Can my bf claim his daughter if he had her majority of the year due to court order/agreements? She has full custody and already claimed her but he should have been able 2

To begin with, the IRS does not care about court orders or agreements when determining dependency status.  All that matters is the tax law.

While the rules for claiming a dependent can be complex, here are the basic requirements to be able to claim a qualifying child as a dependent - you can see more information at these links Rules for Claiming a Dependent on Your Tax Return and IRS Publication 501 (starts at page 11).

To be a Qualifying Child -

1. The child must be your son, daughter, stepchild, foster child, brother, sister, half brother, half sister, stepbrother, stepsister, or a descendant of any of them.

2. The child must be (a) under age 19 at the end of the year, (b) under age 24 at the end of the year and a full-time student or (c) any age and permanently and totally disabled.

3. The child must have lived with you for more than half of the year. Temporary absences while away at college are considered living with you.

4. The child must not have provided more than half of his or her own support for the year.

5. If the child meets the rules to be a qualifying child of more than one person, you must be the person entitled to claim the child as a qualifying child. 

6. The child must be a U.S. citizen or U.S., Canada or Mexico resident for some portion of the year.

7. The child must be younger than you unless disabled.

From the information you have presented, it appears that the child would qualify as your boyfriends dependent as the child was with him more than half the year and he likely provided more than half of her support.  I am going to assume that the child meets all the other requirements, but you will need to double check all of them.  And, when you answer the questions in TurboTax, the program will determine eligibility.
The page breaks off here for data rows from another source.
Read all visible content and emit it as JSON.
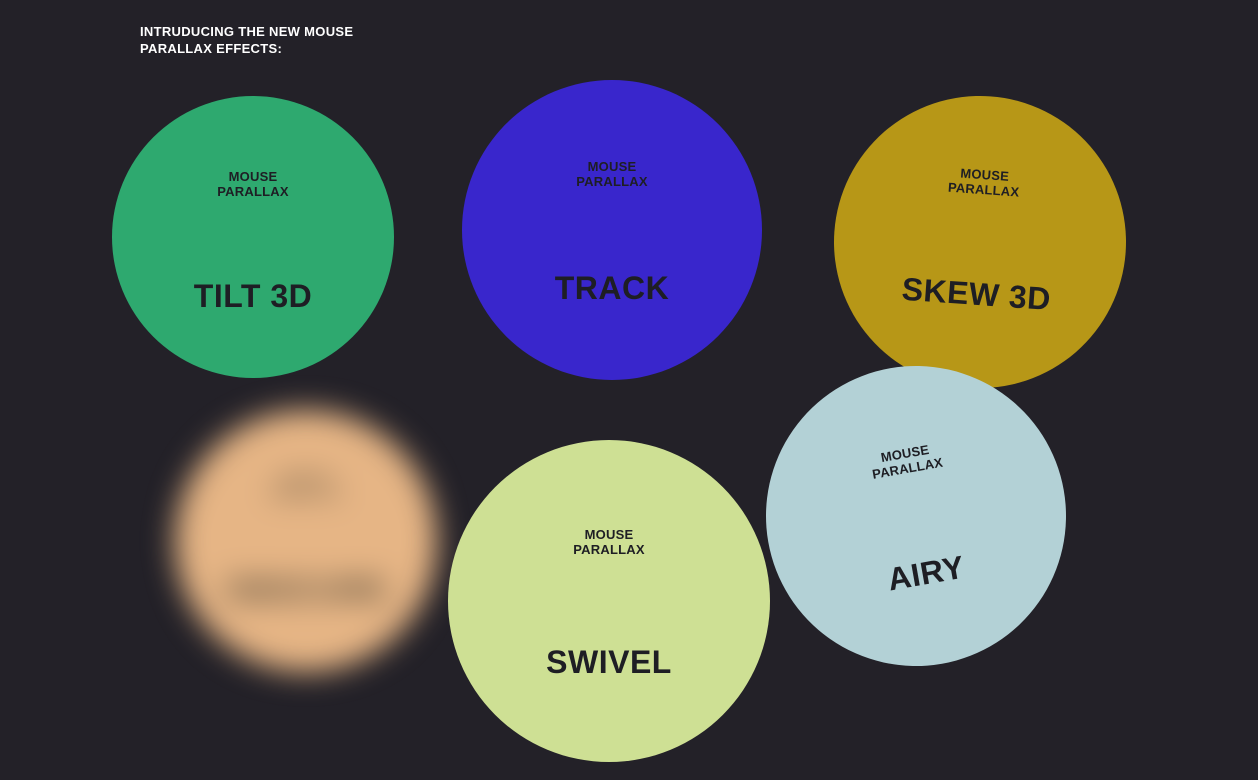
{
  "header": {
    "line1": "INTRUDUCING THE NEW MOUSE",
    "line2": "PARALLAX EFFECTS:"
  },
  "circles": {
    "tilt3d": {
      "label_line1": "MOUSE",
      "label_line2": "PARALLAX",
      "name": "TILT 3D",
      "color": "#2ea96f"
    },
    "track": {
      "label_line1": "MOUSE",
      "label_line2": "PARALLAX",
      "name": "TRACK",
      "color": "#3926cc"
    },
    "skew3d": {
      "label_line1": "MOUSE",
      "label_line2": "PARALLAX",
      "name": "SKEW 3D",
      "color": "#b79717"
    },
    "obscure": {
      "label_line1": "MOUSE",
      "label_line2": "PARALLAX",
      "name": "OBSCURE",
      "color": "#e6b585"
    },
    "swivel": {
      "label_line1": "MOUSE",
      "label_line2": "PARALLAX",
      "name": "SWIVEL",
      "color": "#cee094"
    },
    "airy": {
      "label_line1": "MOUSE",
      "label_line2": "PARALLAX",
      "name": "AIRY",
      "color": "#b3d1d6"
    }
  }
}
Now, the big problem here is if the other party already claimed the child (even if they should not have) and their return gets processed first by the IRS, then the e-file system will not allow him to also e-file his return.  So, he would have to paper file his return in this scenario.  

But, he would still be able to claim the child on his return and then the IRS will decide who is truly eligible for the dependent and related credits/deductions.  So, while the process might get a bit involved, it is possible for him to still claim the child if he believes (and, most importantly, if he can prove) that he meets the qualifications to claim the child as a dependent.

View solution in original post